Element data from apps and pages:

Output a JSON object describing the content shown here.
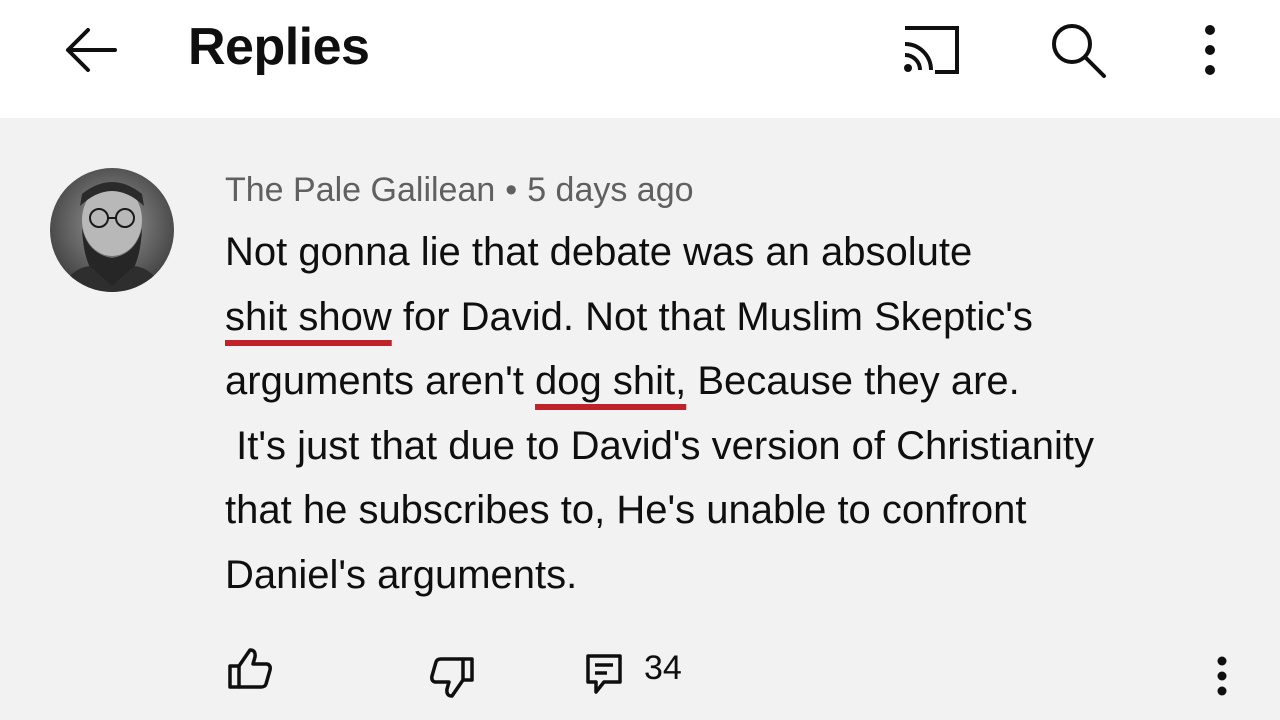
{
  "header": {
    "title": "Replies",
    "back_icon": "arrow-left-icon",
    "cast_icon": "cast-icon",
    "search_icon": "search-icon",
    "more_icon": "more-vert-icon"
  },
  "comment": {
    "author": "The Pale Galilean",
    "separator": "•",
    "time": "5 days ago",
    "text_lines": [
      [
        {
          "t": "Not gonna lie that debate was an absolute",
          "f": false
        }
      ],
      [
        {
          "t": "shit show",
          "f": true
        },
        {
          "t": " for David. Not that Muslim Skeptic's",
          "f": false
        }
      ],
      [
        {
          "t": "arguments aren't ",
          "f": false
        },
        {
          "t": "dog shit,",
          "f": true
        },
        {
          "t": " Because they are.",
          "f": false
        }
      ],
      [
        {
          "t": " It's just that due to David's version of Christianity",
          "f": false
        }
      ],
      [
        {
          "t": "that he subscribes to, He's unable to confront",
          "f": false
        }
      ],
      [
        {
          "t": "Daniel's arguments.",
          "f": false
        }
      ]
    ],
    "reply_count": "34",
    "underline_color": "#c0222c"
  },
  "colors": {
    "background": "#f2f2f2",
    "header_background": "#ffffff",
    "text": "#0f0f0f",
    "meta": "#606060"
  }
}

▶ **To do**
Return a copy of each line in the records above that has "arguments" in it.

▶ **Expected output**
          "t": "arguments aren't ",
          "t": "Daniel's arguments.",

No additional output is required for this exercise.